The liver is connected to the intestine via the bile duct system. Bile is formed in the liver, and then carried through these channels to the intestine. Anything that causes a blockage of the bile ducts will stop bile flow towards the intestine. This will lead to jaundice and if the blockage persists, permanent damage to the liver.
There are a many causes of bile duct blockage ranging from worms, gallstones, congenital defects of the bile ducts or progressive narrowing of the ducts as seen in biliary atresia.
Your child will require assessment by the doctors to establish the cause of the obstruction and if surgical intervention is necessary to relieve it.
Conditions of the liver that may require consultation with the doctors include infections, growths (benign and malignant), trauma, vascular malformations and portal hypertension secondary to severe liver damage.
Splenic conditions that require surgical intervention are uncommon. If your child sustained trauma to the spleen, suffers from blood disorders that causes enlargement of the spleen or has a splenic mass, your child will require an assessment by the doctors.
A central venous catheter (CVC) is a type of drip that allows for long term intravenous access. CVC are usually placed in the neck, groin or chest.
How a Central Line Is Placed:
CVC can be placed in theatre or in the ward. Untunnelled lines are stitched in place with exposed access ports and covered with a sterile dressing. Tunnelled lines are not exposed to the environment, but are usually reserved for those patients requiring prolonged (months to years) intravenous access. Depending on the difficulty of incision, ultrasound or an open technique may be used in line placement.

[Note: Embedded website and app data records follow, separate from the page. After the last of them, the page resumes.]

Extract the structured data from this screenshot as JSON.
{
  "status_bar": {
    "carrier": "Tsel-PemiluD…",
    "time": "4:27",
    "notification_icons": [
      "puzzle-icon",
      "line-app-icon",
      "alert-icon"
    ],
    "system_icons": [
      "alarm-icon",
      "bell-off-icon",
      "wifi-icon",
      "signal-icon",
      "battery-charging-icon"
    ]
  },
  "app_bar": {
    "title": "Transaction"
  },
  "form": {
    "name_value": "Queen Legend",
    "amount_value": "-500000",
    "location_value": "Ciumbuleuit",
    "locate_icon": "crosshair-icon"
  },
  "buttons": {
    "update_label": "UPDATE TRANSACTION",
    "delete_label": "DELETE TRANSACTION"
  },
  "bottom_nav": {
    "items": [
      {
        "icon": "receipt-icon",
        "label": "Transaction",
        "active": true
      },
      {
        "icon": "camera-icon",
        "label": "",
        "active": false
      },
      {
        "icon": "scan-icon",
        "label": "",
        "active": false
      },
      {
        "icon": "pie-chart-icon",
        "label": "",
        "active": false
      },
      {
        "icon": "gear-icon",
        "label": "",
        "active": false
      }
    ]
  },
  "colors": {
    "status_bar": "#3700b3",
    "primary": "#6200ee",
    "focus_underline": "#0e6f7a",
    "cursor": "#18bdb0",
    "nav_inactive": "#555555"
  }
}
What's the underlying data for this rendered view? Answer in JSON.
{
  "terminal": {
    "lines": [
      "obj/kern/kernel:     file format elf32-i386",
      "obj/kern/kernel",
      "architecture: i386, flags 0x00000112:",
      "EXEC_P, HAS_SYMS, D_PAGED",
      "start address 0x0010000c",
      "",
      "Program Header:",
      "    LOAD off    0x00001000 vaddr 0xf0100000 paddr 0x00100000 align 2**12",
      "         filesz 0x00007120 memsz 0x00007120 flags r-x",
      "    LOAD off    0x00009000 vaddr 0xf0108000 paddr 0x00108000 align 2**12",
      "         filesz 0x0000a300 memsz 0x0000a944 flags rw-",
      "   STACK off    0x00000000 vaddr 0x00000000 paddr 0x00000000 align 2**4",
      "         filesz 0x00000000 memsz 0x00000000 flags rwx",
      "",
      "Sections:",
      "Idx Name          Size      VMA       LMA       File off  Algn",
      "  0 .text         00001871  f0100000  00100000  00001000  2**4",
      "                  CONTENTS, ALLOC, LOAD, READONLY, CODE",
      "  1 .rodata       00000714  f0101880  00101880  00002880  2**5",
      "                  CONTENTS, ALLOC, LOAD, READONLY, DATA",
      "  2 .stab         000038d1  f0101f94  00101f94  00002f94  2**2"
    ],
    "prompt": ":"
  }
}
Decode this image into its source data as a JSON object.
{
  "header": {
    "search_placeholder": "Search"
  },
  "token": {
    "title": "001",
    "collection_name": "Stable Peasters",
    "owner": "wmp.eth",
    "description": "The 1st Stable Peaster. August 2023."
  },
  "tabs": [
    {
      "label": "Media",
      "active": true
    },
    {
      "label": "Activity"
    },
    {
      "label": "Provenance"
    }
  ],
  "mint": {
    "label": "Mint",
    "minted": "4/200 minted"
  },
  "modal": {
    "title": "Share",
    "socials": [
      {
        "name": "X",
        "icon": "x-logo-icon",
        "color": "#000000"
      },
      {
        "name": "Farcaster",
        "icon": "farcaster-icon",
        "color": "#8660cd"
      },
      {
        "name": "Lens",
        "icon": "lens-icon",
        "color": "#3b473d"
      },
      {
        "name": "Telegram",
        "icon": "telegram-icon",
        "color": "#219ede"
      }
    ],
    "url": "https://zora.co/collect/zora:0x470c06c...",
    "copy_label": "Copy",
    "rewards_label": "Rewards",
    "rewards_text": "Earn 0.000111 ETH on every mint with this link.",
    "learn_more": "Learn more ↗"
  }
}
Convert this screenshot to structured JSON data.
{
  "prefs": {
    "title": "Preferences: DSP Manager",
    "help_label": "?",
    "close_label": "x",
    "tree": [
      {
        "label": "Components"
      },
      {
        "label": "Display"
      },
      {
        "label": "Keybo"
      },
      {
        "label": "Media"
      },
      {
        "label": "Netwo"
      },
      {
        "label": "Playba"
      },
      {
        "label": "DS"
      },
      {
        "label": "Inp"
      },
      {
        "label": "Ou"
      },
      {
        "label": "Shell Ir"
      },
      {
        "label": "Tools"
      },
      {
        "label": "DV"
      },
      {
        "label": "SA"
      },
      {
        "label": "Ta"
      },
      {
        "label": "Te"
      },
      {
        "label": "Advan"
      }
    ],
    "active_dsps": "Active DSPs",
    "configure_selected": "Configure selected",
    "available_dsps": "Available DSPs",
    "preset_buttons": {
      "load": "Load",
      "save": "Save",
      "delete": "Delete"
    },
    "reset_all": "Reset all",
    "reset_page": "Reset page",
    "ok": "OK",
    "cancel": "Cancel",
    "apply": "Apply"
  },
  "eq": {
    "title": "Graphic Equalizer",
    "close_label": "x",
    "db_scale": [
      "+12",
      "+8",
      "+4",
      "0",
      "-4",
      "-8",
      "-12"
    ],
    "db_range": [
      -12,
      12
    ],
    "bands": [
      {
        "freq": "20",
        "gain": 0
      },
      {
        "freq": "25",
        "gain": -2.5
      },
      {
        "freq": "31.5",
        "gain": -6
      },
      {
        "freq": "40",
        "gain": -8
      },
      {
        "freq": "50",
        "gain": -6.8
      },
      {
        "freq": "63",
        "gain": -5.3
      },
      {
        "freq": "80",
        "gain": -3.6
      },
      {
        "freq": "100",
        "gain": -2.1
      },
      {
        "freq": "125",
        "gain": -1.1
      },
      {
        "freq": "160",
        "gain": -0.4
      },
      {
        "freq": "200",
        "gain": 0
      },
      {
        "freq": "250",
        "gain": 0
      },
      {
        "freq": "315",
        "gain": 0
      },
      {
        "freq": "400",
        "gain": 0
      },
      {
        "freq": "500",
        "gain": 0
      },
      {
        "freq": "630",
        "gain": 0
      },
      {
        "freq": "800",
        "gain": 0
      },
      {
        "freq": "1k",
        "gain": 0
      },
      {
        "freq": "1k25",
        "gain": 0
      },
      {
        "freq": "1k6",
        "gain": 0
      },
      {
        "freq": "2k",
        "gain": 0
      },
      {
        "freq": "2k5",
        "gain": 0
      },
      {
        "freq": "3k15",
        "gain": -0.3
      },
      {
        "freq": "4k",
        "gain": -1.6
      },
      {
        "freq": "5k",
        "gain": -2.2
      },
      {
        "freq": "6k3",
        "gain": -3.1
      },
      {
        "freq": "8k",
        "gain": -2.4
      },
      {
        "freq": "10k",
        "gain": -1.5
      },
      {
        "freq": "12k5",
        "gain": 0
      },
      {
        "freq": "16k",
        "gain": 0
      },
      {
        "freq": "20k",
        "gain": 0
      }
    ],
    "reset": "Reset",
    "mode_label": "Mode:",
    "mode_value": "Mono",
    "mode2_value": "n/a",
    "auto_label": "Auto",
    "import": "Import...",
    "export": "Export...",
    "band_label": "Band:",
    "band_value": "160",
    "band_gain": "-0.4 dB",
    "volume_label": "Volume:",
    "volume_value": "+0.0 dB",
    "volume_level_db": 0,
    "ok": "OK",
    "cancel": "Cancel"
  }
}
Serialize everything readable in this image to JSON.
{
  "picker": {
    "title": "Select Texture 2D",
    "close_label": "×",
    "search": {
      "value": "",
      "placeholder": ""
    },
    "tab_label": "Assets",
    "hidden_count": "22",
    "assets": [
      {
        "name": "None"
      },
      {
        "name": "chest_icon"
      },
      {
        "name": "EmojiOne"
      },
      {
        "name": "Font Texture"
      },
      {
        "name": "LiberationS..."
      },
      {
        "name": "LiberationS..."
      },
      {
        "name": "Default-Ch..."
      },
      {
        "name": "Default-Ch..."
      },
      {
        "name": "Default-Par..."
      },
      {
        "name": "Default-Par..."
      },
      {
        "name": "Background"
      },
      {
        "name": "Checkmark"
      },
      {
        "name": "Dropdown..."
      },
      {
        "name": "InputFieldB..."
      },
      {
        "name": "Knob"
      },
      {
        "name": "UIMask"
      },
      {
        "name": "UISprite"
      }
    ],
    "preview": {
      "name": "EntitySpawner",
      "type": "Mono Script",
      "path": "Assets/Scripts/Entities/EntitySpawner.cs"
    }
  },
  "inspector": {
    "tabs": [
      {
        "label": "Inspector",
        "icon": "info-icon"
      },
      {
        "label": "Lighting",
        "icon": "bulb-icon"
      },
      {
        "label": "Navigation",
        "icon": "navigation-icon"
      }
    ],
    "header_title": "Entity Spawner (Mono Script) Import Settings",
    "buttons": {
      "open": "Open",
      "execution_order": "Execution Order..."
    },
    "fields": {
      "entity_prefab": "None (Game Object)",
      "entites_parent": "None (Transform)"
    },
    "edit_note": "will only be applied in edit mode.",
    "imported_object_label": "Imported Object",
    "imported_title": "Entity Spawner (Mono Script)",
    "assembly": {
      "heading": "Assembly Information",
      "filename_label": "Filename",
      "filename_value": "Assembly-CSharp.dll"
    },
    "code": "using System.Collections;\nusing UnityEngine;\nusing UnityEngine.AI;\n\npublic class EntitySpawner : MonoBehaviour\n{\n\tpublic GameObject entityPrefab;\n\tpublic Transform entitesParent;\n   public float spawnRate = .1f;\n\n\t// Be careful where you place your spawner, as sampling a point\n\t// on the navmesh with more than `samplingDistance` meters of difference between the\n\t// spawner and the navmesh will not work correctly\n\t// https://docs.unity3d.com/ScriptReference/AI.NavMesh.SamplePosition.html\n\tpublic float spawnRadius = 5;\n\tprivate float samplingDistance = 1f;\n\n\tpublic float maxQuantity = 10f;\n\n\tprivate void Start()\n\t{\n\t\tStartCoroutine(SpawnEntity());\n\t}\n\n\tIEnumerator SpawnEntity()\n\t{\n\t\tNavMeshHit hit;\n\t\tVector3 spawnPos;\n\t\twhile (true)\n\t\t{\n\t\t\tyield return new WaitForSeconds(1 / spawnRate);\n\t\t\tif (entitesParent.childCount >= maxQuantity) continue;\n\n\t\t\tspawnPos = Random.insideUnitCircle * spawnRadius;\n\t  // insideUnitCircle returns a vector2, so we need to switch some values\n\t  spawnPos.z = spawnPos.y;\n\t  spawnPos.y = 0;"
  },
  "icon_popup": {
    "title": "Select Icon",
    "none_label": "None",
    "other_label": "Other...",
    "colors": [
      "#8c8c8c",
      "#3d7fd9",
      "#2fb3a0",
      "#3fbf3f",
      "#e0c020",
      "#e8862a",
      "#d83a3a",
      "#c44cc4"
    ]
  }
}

Central lines can be complicated by failure to place the line, infection, thrombosis (blockage), and for those placed in the chest or neck (haemo) or pneumothorax (instances in which blood or air become trapped in the chest). Haemo and pneumothorax are serious complications that may require the placement of a chest drain in order to manage.